Each record below should be returned exactly, with its pictures left out.

==== Raw data

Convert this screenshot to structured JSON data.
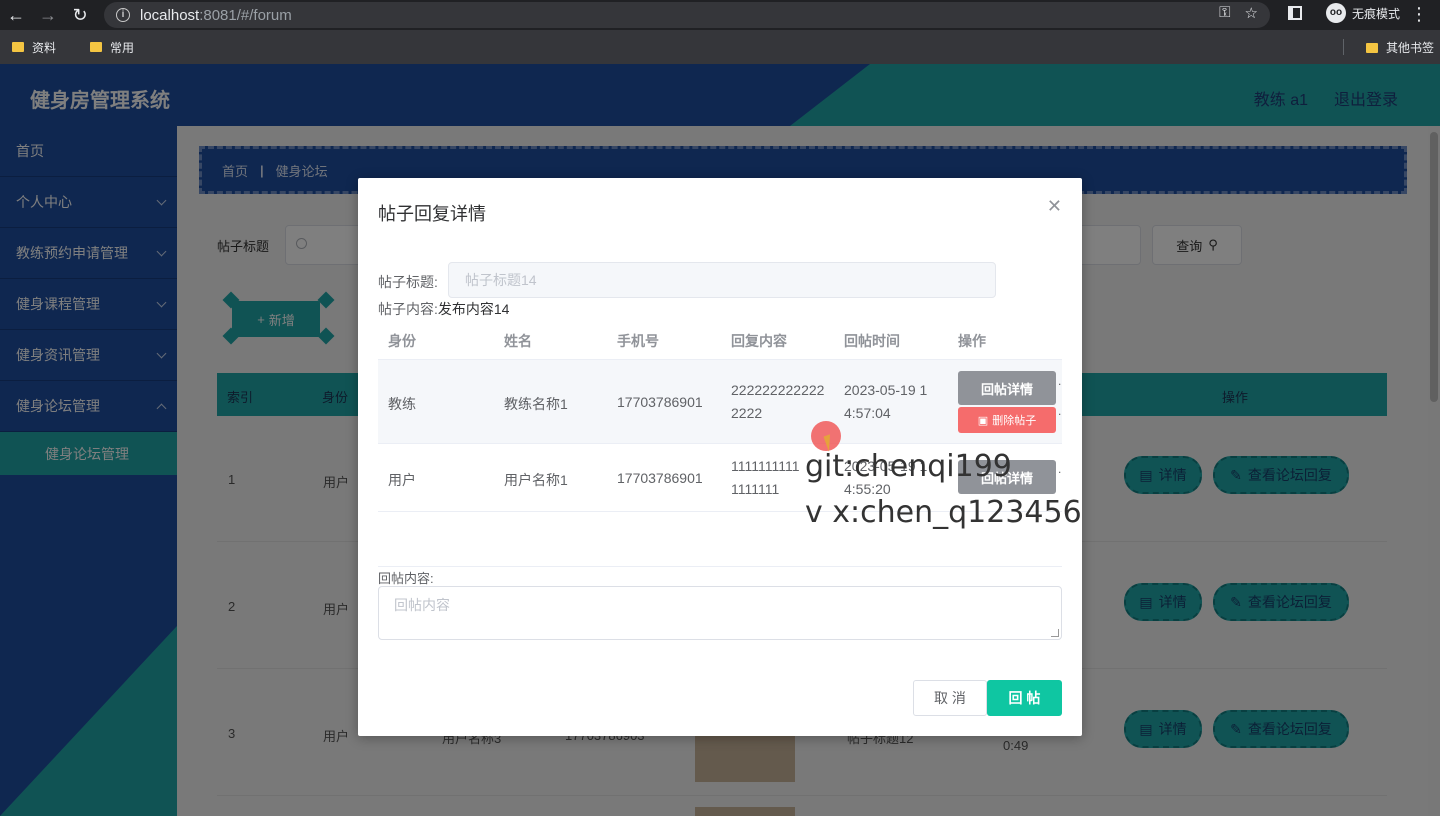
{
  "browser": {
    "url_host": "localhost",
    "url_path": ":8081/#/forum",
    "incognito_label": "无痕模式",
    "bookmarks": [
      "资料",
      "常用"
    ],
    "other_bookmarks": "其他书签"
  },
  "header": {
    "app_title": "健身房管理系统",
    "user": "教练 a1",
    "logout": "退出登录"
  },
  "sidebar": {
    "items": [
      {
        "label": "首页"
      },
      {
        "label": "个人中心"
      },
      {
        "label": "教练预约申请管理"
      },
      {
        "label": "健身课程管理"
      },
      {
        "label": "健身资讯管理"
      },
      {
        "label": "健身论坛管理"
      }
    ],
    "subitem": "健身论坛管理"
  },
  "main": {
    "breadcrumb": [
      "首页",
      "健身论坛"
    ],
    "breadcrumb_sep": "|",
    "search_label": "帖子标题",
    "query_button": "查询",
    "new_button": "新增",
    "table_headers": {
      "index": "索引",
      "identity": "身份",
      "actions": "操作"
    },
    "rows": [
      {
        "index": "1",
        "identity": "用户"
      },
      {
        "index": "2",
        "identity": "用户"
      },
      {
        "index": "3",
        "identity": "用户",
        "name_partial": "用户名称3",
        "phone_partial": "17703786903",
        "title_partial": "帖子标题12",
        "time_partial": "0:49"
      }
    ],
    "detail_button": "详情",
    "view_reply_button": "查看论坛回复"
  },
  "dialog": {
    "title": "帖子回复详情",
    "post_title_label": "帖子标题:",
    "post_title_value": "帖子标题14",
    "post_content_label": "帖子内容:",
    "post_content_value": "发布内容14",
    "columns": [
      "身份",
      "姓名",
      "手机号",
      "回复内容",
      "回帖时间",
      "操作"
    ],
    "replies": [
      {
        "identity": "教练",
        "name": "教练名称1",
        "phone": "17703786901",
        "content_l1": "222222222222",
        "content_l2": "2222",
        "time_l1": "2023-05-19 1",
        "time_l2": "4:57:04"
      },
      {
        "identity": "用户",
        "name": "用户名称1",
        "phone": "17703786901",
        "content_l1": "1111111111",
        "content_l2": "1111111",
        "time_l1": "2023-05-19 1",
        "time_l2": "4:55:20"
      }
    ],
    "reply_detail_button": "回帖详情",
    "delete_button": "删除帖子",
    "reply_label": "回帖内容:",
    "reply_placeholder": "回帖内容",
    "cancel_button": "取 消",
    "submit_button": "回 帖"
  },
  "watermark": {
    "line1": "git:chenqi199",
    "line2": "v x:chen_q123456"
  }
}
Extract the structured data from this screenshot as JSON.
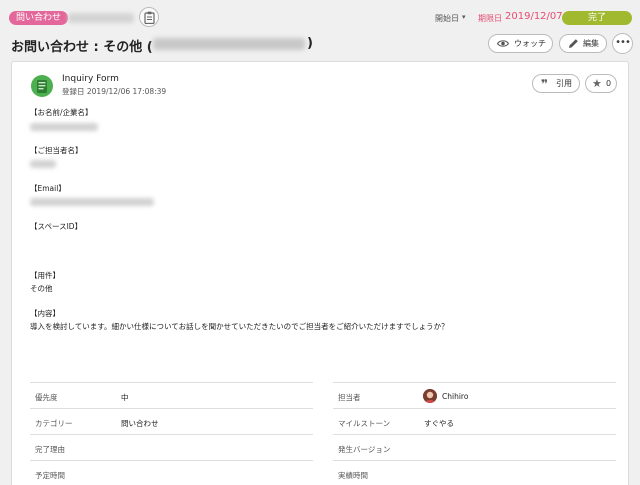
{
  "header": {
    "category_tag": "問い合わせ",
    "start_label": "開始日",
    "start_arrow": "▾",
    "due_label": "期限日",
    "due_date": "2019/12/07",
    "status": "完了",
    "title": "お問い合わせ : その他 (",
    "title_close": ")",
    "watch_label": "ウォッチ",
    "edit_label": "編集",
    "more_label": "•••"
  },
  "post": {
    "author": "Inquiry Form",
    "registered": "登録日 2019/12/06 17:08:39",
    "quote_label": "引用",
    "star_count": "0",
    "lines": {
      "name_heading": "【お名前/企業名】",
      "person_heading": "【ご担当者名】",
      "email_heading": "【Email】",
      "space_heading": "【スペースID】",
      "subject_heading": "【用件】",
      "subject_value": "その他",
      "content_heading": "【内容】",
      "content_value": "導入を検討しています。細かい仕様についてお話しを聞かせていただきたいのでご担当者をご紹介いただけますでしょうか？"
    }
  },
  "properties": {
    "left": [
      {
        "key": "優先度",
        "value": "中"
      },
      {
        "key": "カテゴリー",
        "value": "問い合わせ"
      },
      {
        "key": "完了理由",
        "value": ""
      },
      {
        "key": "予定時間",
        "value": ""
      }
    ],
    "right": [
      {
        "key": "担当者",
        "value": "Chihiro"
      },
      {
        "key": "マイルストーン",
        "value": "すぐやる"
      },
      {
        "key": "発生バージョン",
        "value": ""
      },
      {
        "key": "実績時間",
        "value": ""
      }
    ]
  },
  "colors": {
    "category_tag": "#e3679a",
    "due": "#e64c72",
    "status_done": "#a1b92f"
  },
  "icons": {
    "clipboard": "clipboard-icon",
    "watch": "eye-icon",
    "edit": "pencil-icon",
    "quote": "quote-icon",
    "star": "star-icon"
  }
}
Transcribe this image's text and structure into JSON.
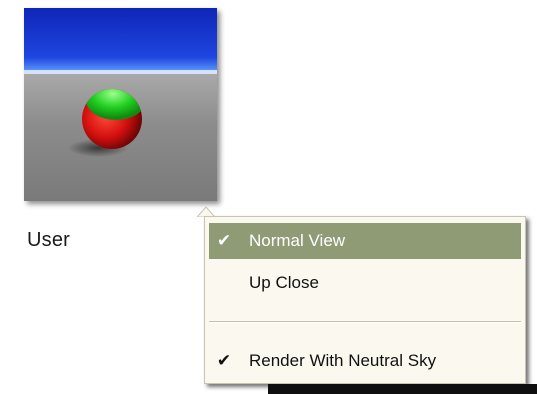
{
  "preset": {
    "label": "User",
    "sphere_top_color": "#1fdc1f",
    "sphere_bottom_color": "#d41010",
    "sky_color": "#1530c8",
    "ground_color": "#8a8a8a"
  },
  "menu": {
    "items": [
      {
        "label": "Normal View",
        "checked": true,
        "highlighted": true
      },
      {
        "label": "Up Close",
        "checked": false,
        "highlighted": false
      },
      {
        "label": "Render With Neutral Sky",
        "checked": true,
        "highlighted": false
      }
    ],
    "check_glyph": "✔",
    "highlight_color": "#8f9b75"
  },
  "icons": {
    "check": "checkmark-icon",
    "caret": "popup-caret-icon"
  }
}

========

Answer:
Convert this screenshot to structured JSON data.
{
  "browser": {
    "url_host": "localhost",
    "url_path": ":8081/#/forum",
    "incognito_label": "无痕模式",
    "bookmarks": [
      "资料",
      "常用"
    ],
    "other_bookmarks": "其他书签"
  },
  "header": {
    "app_title": "健身房管理系统",
    "user": "教练 a1",
    "logout": "退出登录"
  },
  "sidebar": {
    "items": [
      {
        "label": "首页"
      },
      {
        "label": "个人中心"
      },
      {
        "label": "教练预约申请管理"
      },
      {
        "label": "健身课程管理"
      },
      {
        "label": "健身资讯管理"
      },
      {
        "label": "健身论坛管理"
      }
    ],
    "subitem": "健身论坛管理"
  },
  "main": {
    "breadcrumb": [
      "首页",
      "健身论坛"
    ],
    "breadcrumb_sep": "|",
    "search_label": "帖子标题",
    "query_button": "查询",
    "new_button": "新增",
    "table_headers": {
      "index": "索引",
      "identity": "身份",
      "actions": "操作"
    },
    "rows": [
      {
        "index": "1",
        "identity": "用户"
      },
      {
        "index": "2",
        "identity": "用户"
      },
      {
        "index": "3",
        "identity": "用户",
        "name_partial": "用户名称3",
        "phone_partial": "17703786903",
        "title_partial": "帖子标题12",
        "time_partial": "0:49"
      }
    ],
    "detail_button": "详情",
    "view_reply_button": "查看论坛回复"
  },
  "dialog": {
    "title": "帖子回复详情",
    "post_title_label": "帖子标题:",
    "post_title_value": "帖子标题14",
    "post_content_label": "帖子内容:",
    "post_content_value": "发布内容14",
    "columns": [
      "身份",
      "姓名",
      "手机号",
      "回复内容",
      "回帖时间",
      "操作"
    ],
    "replies": [
      {
        "identity": "教练",
        "name": "教练名称1",
        "phone": "17703786901",
        "content_l1": "222222222222",
        "content_l2": "2222",
        "time_l1": "2023-05-19 1",
        "time_l2": "4:57:04"
      },
      {
        "identity": "用户",
        "name": "用户名称1",
        "phone": "17703786901",
        "content_l1": "1111111111",
        "content_l2": "1111111",
        "time_l1": "2023-05-19 1",
        "time_l2": "4:55:20"
      }
    ],
    "reply_detail_button": "回帖详情",
    "delete_button": "删除帖子",
    "reply_label": "回帖内容:",
    "reply_placeholder": "回帖内容",
    "cancel_button": "取 消",
    "submit_button": "回 帖"
  },
  "watermark": {
    "line1": "git:chenqi199",
    "line2": "v x:chen_q123456"
  }
}
Extract the structured data from this screenshot as JSON.
{
  "header": {
    "category_tag": "問い合わせ",
    "start_label": "開始日",
    "start_arrow": "▾",
    "due_label": "期限日",
    "due_date": "2019/12/07",
    "status": "完了",
    "title": "お問い合わせ : その他 (",
    "title_close": ")",
    "watch_label": "ウォッチ",
    "edit_label": "編集",
    "more_label": "•••"
  },
  "post": {
    "author": "Inquiry Form",
    "registered": "登録日 2019/12/06 17:08:39",
    "quote_label": "引用",
    "star_count": "0",
    "lines": {
      "name_heading": "【お名前/企業名】",
      "person_heading": "【ご担当者名】",
      "email_heading": "【Email】",
      "space_heading": "【スペースID】",
      "subject_heading": "【用件】",
      "subject_value": "その他",
      "content_heading": "【内容】",
      "content_value": "導入を検討しています。細かい仕様についてお話しを聞かせていただきたいのでご担当者をご紹介いただけますでしょうか？"
    }
  },
  "properties": {
    "left": [
      {
        "key": "優先度",
        "value": "中"
      },
      {
        "key": "カテゴリー",
        "value": "問い合わせ"
      },
      {
        "key": "完了理由",
        "value": ""
      },
      {
        "key": "予定時間",
        "value": ""
      }
    ],
    "right": [
      {
        "key": "担当者",
        "value": "Chihiro"
      },
      {
        "key": "マイルストーン",
        "value": "すぐやる"
      },
      {
        "key": "発生バージョン",
        "value": ""
      },
      {
        "key": "実績時間",
        "value": ""
      }
    ]
  },
  "colors": {
    "category_tag": "#e3679a",
    "due": "#e64c72",
    "status_done": "#a1b92f"
  },
  "icons": {
    "clipboard": "clipboard-icon",
    "watch": "eye-icon",
    "edit": "pencil-icon",
    "quote": "quote-icon",
    "star": "star-icon"
  }
}
Transcribe this image's text and structure into JSON.
{
  "preset": {
    "label": "User",
    "sphere_top_color": "#1fdc1f",
    "sphere_bottom_color": "#d41010",
    "sky_color": "#1530c8",
    "ground_color": "#8a8a8a"
  },
  "menu": {
    "items": [
      {
        "label": "Normal View",
        "checked": true,
        "highlighted": true
      },
      {
        "label": "Up Close",
        "checked": false,
        "highlighted": false
      },
      {
        "label": "Render With Neutral Sky",
        "checked": true,
        "highlighted": false
      }
    ],
    "check_glyph": "✔",
    "highlight_color": "#8f9b75"
  },
  "icons": {
    "check": "checkmark-icon",
    "caret": "popup-caret-icon"
  }
}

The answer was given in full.